Their bleached faces (a trend formerly exclusive to women and poor gay men) and “blinged out” style act as challenges to the standards of good taste and black self-affirmation of the Jamaican middle classes. Peter Dean Rickards’ Proverbs 24:10 (2008) acts as a poetic tribute to the male dancers in the Dancehall and the use of slow motion in the video poignantly depicts the self-affirmative ceremony that is the dance.
“Fathers, Brothers & Sons”
This final section of the exhibition focuses on the representation of male family relationships, in the literal and more extended sense, the latter referring to the homosocial (or platonic) relationships and interactions among men that are widely accepted in Jamaican society, despite the anxieties about homosexuality, for instance in the field of play and recreation.
Prevailing notions about absentee fatherhood are also challenged in Rose Murray’s depictions of Rastafarian fathers and children, reminding that Rastafari has provided an alternative of strong father roles in the popular culture. Her Seated Boy (1975) depicts a young Rastafarian boy who is leaning against a painting that literally predicts a positive future for him as a “young lion.”
In closing, it is my hope that this exhibition will lead to productive debate on how notions about masculinity operate in Jamaican society, and how this is in turn represented in art and other cultural expressions. Quite naturally, there is a lot more to be said but what is presented already offers a very rich array of possibilities for debate and further exploration.

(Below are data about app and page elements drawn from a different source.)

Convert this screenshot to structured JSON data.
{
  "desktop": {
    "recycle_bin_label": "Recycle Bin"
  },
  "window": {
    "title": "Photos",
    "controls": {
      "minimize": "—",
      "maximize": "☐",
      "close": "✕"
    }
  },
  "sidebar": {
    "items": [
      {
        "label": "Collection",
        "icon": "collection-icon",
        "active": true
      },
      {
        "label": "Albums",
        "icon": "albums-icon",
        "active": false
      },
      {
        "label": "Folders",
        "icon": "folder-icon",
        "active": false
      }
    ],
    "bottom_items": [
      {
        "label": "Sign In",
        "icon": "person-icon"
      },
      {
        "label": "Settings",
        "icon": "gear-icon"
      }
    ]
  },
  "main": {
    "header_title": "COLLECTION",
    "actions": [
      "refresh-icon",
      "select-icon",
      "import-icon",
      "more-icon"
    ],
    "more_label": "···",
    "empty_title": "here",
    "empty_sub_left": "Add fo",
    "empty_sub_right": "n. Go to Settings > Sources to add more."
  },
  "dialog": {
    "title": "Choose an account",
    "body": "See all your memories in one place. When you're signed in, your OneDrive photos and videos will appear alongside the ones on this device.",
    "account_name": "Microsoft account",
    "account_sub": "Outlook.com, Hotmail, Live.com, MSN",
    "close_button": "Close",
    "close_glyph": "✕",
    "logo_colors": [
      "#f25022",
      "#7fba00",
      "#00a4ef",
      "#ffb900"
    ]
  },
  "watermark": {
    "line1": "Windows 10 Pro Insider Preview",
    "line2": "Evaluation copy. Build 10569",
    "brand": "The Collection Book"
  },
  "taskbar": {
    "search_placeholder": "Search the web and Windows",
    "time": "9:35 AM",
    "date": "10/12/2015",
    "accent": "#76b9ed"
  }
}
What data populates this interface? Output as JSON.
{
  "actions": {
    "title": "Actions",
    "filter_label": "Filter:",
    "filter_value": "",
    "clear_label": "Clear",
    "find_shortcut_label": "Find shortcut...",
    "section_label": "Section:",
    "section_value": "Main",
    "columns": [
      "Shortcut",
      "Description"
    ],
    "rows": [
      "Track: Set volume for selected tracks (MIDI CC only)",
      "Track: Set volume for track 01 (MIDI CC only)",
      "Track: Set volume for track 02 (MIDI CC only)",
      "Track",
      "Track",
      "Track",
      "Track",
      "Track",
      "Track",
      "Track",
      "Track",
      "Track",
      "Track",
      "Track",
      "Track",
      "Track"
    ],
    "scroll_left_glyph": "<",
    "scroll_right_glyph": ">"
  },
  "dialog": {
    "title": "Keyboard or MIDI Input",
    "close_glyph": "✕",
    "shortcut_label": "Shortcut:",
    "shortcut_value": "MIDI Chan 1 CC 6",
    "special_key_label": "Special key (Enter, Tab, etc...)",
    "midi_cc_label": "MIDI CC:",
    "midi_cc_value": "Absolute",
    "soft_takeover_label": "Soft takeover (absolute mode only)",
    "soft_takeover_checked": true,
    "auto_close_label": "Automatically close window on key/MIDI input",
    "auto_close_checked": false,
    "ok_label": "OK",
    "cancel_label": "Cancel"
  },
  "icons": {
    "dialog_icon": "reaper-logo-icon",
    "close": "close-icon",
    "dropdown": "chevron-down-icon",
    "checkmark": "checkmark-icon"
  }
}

O’Neil Lawrence is Senior Curator (acting) at the National Gallery of Jamaica.